§ SOURCE MATERIAL
------------------------------------------------------------------------

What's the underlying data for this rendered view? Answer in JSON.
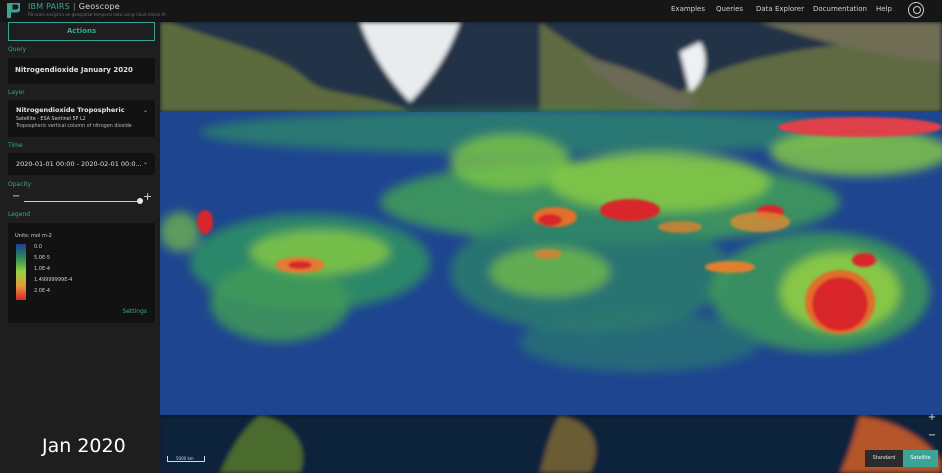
{
  "brand": {
    "name": "IBM PAIRS",
    "separator": "|",
    "app": "Geoscope",
    "tagline": "PB-scale analytics on geospatial-temporal data using cloud-native AI",
    "logo_glyph": "P",
    "accent_color": "#3aa597"
  },
  "nav": {
    "items": [
      "Examples",
      "Queries",
      "Data Explorer",
      "Documentation",
      "Help"
    ],
    "user_icon": "user-circle-icon"
  },
  "sidebar": {
    "actions_label": "Actions",
    "query": {
      "label": "Query",
      "value": "Nitrogendioxide January 2020"
    },
    "layer": {
      "label": "Layer",
      "title": "Nitrogendioxide Tropospheric",
      "subtitle": "Satellite - ESA Sentinel 5P L2",
      "description": "Tropospheric vertical column of nitrogen dioxide"
    },
    "time": {
      "label": "Time",
      "value": "2020-01-01 00:00 - 2020-02-01 00:0..."
    },
    "opacity": {
      "label": "Opacity",
      "minus": "−",
      "plus": "+",
      "value": 1.0
    },
    "legend": {
      "label": "Legend",
      "units": "Units: mol m-2",
      "entries": [
        "0.0",
        "5.0E-5",
        "1.0E-4",
        "1.49999999E-4",
        "2.0E-4"
      ],
      "colors": [
        "#1d3f91",
        "#2f8a5a",
        "#9bd33f",
        "#e39a3a",
        "#d8282b"
      ],
      "settings_label": "Settings"
    }
  },
  "map": {
    "caption": "Jan 2020",
    "scale_label": "5000 km",
    "zoom_in": "+",
    "zoom_out": "−",
    "basemap_standard": "Standard",
    "basemap_satellite": "Satellite"
  }
}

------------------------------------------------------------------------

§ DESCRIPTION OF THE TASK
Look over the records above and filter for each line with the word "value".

§ ANSWER TO THIS EXERCISE
      "value": "Nitrogendioxide January 2020"
      "value": "2020-01-01 00:00 - 2020-02-01 00:0..."
      "value": 1.0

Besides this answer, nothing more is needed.